Listed entries: Begin

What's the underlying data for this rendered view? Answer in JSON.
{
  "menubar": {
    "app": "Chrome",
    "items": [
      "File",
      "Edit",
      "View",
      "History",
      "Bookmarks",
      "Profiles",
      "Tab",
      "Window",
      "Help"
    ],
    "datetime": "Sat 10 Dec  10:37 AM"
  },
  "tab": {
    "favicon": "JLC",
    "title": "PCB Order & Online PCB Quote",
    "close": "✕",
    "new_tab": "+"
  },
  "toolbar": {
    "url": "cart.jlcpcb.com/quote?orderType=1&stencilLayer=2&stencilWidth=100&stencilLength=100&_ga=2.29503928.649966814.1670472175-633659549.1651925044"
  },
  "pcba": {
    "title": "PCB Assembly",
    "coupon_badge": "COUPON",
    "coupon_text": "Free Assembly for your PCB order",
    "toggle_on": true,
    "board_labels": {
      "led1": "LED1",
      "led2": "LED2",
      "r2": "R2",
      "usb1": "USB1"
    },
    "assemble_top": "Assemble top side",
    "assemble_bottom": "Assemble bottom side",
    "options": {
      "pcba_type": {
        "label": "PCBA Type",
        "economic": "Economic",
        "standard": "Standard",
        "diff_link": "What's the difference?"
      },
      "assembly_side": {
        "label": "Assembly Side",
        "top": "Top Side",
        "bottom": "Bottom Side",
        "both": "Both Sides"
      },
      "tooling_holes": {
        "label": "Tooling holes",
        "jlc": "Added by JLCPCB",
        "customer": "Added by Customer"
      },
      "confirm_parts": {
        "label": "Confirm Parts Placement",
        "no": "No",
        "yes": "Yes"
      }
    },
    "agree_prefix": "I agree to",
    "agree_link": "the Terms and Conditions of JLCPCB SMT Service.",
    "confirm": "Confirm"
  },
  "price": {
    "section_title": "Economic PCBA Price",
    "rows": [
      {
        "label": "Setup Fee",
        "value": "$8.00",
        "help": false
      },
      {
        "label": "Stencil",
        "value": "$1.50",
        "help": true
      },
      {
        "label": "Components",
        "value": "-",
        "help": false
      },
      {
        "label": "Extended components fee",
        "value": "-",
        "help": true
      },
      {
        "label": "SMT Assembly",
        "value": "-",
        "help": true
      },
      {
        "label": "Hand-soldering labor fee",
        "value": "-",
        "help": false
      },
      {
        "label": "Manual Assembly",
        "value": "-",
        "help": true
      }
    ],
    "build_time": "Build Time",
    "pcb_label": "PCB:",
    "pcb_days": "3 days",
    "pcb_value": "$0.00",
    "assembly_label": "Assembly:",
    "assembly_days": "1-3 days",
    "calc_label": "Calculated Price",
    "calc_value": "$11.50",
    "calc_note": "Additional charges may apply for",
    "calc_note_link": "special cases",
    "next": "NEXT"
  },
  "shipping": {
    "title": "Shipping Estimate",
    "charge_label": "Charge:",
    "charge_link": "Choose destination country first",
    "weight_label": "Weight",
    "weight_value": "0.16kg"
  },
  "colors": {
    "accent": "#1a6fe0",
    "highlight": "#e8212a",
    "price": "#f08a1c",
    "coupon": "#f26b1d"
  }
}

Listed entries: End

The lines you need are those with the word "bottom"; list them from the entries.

Task result:
    "assemble_bottom": "Assemble bottom side",
        "bottom": "Bottom Side",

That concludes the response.